Judiciary Act of 1789 Signed into Law

By: Mike Maharrey

On this date in 1789, George Washington signed the Judiciary Act into law. This was arguably the first federal exercise of unconstitutional power.

Article III of the Constitution delegated judicial power to the Supreme Court and empowered Congress to “ordain and establish” inferior federal courts.

The Judiciary Act of 1789 was the first enabling legislation for the federal judicial system. The act set up the structure and circumscribed the jurisdiction of the federal court system. It also created the position of attorney general in the executive branch.

Senator Oliver Ellsworth of Connecticut was the principal author of the legislation. The bill passed the Senate 14–6 on July 17, 1789, and it cleared the House by a 37-16 vote on Sept. 17 with amendments. The Senate and House passed the final version of the bill a few days later and it became law with Washington’s signature on Sept. 24.

The Judiciary Act established circuit and district courts throughout the states. It also specified the jurisdiction of the Supreme Court. This is where the act ran afoul of the Constitution.

Section 25 of the Judiciary Act allowed some state court decisions to be appealed to the Supreme Court. Specifically, it gave the Supreme Court appellate jurisdiction over state courts if they held any statute or treaty of the United States invalid. The act also gave the Supreme Court appellate jurisdiction over a state court that held valid any state law or practice that was challenged as being inconsistent with the federal constitution, treaties, or laws; or rejecting any claim made by a party under a provision of the federal constitution, treaties, or laws.

This gave the Court far more power than supporters of the Constitution said it would have during the ratification debates. As historian Brion McClanahan put it, “The original Constitution died with the passage of the Judiciary Act in June of 1789.”

“That should never have happened. But it did, and now we are suffering the consequences. Everything is a ‘national’ issue even if it isn’t.”

During the ratification debates, supporters of the Constitution said that the SCOTUS would have limited jurisdiction and could never invalidate a state law unless it clearly violated Article I, Section 10 of the Constitution. Even then, there was debate about the Supreme Court’s powers relating to constitutional interpretation.

Even ardent nationalist and future Chief Justice John Marshall argued that the Court would have very limited jurisdiction. Addressing an opponent of the Constitution during the Virginia ratifying convention, Marshall assured the delegates that the Supreme Court would only adjudicate federal law.

“Are there any words in this Constitution which exclude the courts of the states from those cases which they now possess? Does the gentleman imagine this to be the case? Will any gentleman believe it? Are not controversies respecting lands claimed under the grants of different states the only controversies between citizens of the same state which the federal judiciary can take cognizance of? The case is so clear, that to prove it would be a useless waste of time.
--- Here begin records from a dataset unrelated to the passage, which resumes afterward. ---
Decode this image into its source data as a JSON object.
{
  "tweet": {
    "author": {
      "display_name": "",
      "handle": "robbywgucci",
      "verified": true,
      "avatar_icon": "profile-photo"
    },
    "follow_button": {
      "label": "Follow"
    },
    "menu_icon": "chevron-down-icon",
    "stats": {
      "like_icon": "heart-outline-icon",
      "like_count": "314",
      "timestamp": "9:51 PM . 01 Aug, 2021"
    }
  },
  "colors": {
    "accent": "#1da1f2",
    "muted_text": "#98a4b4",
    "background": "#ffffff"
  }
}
The state courts will not lose the jurisdiction of the causes they now decide. They have a concurrence of jurisdiction with the federal courts in those cases in which the latter have cognizance.”

As McClanahan put it, “Marshall, of course, was being disingenuous. Many of his later rulings smacked down state sovereignty and enlarged the power of the Supreme Court.”

According to the Library of Congress, there isn’t a full record of the debates over the bill. But one senator did take notes.

Maclay’s Journal is one of the few accounts of Senate floor activity in the early Congresses. Senate sessions were closed to the public until 1795. Senator William Maclay from Pennsylvania kept a diary of his experiences in the First Congress. Although an opponent of the bill, Maclay wrote extensively on the Judiciary Act.

On July 7, 1789, Maclay noted his fear that the bill would destroy the federal system:

“The judiciary was taken up for a third reading. I can scarcely account for my dislike for this bill, but I really fear it will be the gunpowder-plot of the Constitution.”

Stretching Supreme Court jurisdiction like this may seem like a minor violation of the Constitution, but as Thomas Jefferson wrote in his 1791 Opinion on the Constitutionality of a National Bank, there is no such thing as a minor usurpation of power.

“To take a single step beyond the boundaries thus specifically drawn around the powers of Congress is to take possession of a boundless field of power, no longer susceptible of any definition.”

Expanding federal court jurisdiction was certainly at least a single step beyond the power of Congress.

And we see the consequences today.

The expansion of Court power in 1789 was the first step in eroding state sovereignty. Today, the Supreme Court has in many ways become the most powerful branch of the federal government, acting as a 9-person super legislature dictating policy across the U.S.

That’s exactly what Sen. Maclay predicted would happen.

“I opposed this bill from the beginning. It certainly is a vile law system, calculated for expense and with a design to draw by degrees all law business into the Federal courts.”

This underscores the importance of stopping government overreach at the very beginning.

As John Adams wrote, “obsta principiis.” This is a Latin phrase meaning withstand beginnings, or resist the first approaches or encroachments. Colloquially, today we would say, “nip it in the bud. That’s exactly the phraseology Adams used.

“Nip the shoots of arbitrary power in the bud, is the only maxim which can ever preserve the liberties of any people.”